Page and application data records
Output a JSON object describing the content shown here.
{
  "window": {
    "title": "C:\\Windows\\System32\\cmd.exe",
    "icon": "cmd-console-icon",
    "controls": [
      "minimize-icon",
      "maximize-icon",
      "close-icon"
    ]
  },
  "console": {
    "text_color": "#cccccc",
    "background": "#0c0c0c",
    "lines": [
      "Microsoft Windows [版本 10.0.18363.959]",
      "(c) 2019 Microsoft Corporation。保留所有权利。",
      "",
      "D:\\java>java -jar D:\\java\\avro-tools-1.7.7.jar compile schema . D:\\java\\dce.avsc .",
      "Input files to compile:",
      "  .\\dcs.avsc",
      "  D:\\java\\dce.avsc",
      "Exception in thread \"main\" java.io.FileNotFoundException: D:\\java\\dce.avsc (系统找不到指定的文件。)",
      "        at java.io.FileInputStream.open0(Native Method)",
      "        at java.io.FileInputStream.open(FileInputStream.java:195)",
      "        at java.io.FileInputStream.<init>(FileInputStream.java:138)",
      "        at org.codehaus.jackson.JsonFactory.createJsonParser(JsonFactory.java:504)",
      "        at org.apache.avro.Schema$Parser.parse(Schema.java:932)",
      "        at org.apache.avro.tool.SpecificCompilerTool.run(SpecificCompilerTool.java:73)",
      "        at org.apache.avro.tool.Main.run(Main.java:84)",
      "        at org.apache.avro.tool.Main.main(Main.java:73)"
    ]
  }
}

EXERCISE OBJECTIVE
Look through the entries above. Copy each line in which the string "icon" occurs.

REPLY TO THE TASK
    "icon": "cmd-console-icon",
      "minimize-icon",
      "maximize-icon",
      "close-icon"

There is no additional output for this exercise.